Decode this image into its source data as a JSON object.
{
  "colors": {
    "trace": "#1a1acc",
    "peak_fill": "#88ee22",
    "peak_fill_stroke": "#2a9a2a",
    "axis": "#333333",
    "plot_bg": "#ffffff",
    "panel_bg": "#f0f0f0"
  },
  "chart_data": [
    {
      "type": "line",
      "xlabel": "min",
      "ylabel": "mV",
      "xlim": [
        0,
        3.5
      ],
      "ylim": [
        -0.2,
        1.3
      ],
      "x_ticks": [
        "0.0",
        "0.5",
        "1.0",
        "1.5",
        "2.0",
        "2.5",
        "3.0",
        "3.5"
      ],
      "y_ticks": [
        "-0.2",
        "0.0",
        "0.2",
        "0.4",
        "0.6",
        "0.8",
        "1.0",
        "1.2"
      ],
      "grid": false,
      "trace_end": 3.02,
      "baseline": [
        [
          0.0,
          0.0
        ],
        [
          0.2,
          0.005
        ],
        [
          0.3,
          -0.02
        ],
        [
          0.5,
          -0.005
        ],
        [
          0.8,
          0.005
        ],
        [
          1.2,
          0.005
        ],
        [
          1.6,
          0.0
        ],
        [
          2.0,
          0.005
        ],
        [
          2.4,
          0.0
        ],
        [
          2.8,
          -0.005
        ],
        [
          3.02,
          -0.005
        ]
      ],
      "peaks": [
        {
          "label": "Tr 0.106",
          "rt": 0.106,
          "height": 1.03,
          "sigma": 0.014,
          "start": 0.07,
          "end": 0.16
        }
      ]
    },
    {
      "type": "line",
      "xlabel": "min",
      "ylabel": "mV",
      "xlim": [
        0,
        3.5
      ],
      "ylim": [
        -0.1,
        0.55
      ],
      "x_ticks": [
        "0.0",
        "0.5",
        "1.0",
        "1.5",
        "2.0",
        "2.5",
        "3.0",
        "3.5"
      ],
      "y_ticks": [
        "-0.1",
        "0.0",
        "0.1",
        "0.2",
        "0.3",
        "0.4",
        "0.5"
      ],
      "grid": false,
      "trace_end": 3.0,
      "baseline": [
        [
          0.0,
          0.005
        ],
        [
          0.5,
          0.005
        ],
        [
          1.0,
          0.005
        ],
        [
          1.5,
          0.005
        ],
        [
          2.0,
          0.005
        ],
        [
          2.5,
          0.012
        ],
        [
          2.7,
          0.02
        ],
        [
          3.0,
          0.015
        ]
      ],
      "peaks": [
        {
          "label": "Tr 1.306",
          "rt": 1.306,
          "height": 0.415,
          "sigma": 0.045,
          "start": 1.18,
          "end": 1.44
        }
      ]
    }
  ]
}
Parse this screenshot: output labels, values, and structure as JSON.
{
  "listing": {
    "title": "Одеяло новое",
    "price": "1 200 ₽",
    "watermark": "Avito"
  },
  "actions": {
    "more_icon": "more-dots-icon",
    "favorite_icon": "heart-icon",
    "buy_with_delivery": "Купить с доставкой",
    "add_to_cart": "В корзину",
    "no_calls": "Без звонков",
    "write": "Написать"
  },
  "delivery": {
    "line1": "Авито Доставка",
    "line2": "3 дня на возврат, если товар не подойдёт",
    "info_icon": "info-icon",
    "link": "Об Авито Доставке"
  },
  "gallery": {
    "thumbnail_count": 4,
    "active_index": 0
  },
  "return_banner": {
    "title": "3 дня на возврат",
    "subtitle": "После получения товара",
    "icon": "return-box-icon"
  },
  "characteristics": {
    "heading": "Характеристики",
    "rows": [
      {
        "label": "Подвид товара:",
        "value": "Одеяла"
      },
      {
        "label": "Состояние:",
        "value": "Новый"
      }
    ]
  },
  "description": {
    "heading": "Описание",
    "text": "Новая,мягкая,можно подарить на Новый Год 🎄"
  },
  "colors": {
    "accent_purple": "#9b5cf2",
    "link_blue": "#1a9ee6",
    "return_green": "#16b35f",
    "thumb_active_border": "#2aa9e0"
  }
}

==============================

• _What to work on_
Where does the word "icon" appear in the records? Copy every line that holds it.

• _Reply_
    "more_icon": "more-dots-icon",
    "favorite_icon": "heart-icon",
    "info_icon": "info-icon",
    "icon": "return-box-icon"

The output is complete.